sound and vision

As you might expect from a small scale DVD release from a big studio like Universal, the transfer is generally first rate – it's sharp, the contrast is well balanced, the black levels are inky and there's not a dust spot in sight. The colours are slightly muted, but deliberately so, reflecting the tone and mood of the drama. The image holds its integrity even in darker scenes.

The Dolby 5.1 surround track is a low-key affair, boasting unsurprisingly crisp clarity and a good dynamic range, with the surrounds reserved for city loction sounds. There is some low frequency kick on some of the music, but even this is subtly handled.

extra features

Standard fare here with a making-of and a trailer, which seem light nowadays, given how chock-full some releases are. Call me greedy, but I think it would have been interesting to have a commentary track with Keaton on this, purely to gain his perspective upon the challenges of fulfilling the dual role of actor and director.

The Merry Gentleman: The Making of (15:53)
This is a good mix of excerpts from the film, handheld footage from the set (Keaton's only appearance in the supplemental material), and short filmed contributions with various key personnel, most frequently from scriptwriter Ron Lazzeretti and actor-producer Tom Bastounes. There's a nice focus on the production side of things, including some brief attention given to how project came to fruition. The length of this, and the vaguely segmented structure means there's not a great deal of room for insight, and it feels like the contributors get cut off before they can discuss anything in depth. However, it gives a broad overview of the production that is driven by discussion of the narrative and characters as opposed to being overladen with empty praise for the people involved, which is rather refreshing in itself.
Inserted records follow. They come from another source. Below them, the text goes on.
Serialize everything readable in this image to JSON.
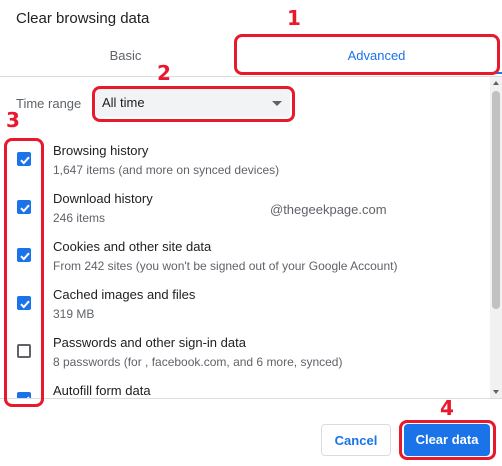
{
  "dialog": {
    "title": "Clear browsing data"
  },
  "tabs": [
    {
      "label": "Basic"
    },
    {
      "label": "Advanced",
      "active": true
    }
  ],
  "time_range": {
    "label": "Time range",
    "selected": "All time"
  },
  "items": [
    {
      "title": "Browsing history",
      "subtitle": "1,647 items (and more on synced devices)",
      "checked": true
    },
    {
      "title": "Download history",
      "subtitle": "246 items",
      "checked": true
    },
    {
      "title": "Cookies and other site data",
      "subtitle": "From 242 sites (you won't be signed out of your Google Account)",
      "checked": true
    },
    {
      "title": "Cached images and files",
      "subtitle": "319 MB",
      "checked": true
    },
    {
      "title": "Passwords and other sign-in data",
      "subtitle": "8 passwords (for , facebook.com, and 6 more, synced)",
      "checked": false
    },
    {
      "title": "Autofill form data",
      "subtitle": "",
      "checked": true
    }
  ],
  "watermark": "@thegeekpage.com",
  "buttons": {
    "cancel": "Cancel",
    "clear": "Clear data"
  },
  "annotations": [
    "1",
    "2",
    "3",
    "4"
  ],
  "colors": {
    "accent": "#1a73e8",
    "annotation": "#e8192c"
  }
}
Trailer (2:15)
Had I watched this in a cinema before seeing the film, I probably wouldn't have made the effort to see it, because it's horribly misrepresentative of Merry Gentleman actually is. On the plus side, it looks nice: the intertitles are integrated into the scenes, popping up at various junctures from above, below, behind or around things and are rendered in a rather fetching font. On the minus, what ruins this trailer is the editing, which chops and changes elements for different emphasis. Admittedly, it's not an uncommon practice, but sometimes it can be detrimental to the film itself and I think that's the case here. Presumably in an attempt to gain a wider audience, it's been crafted to look like a combination of Lost in Translation and American Beauty, instead of allowing the film to have an identity of its own and be judged on its considerable merits. I couldn't help but think of Thomas Newman's famed score for the latter film when I heard first few seconds of the trailer's music. If you want to take a look, it might be better to do so with the volume muted.

summary

The Merry Gentleman is a skilfully made and acted film, that's surprisingly accomplished for a debut feature. Events play out with a beguiling subtlety thanks to the languid approach to pacing and Ron Lazzeretti's understated script. Though its difference from modern Hollywood might make it too antiquated for some, if you're looking for an intriguing, character-driven piece, then this is definitely worth your time.

The Merry Gentleman

USA 2008
93 mins
director
Michael Keaton
starring
Michael Keaton
Kelly Macdonald
Tom Bastounes
Mike Bradecich
Debbi Burns
Maritza Cabrera

Disc details
region 2
video
2.35:1 anamorphic
sound
Dolby 5.1 surround
languages
English
French
German
subtitles
English
French
Germn
Dutch
extras
Trailer
Making-of featurette
distributor
Universal
release date
5 April 2010
review posted
7 April 2010

See all of L.K. Weston's reviews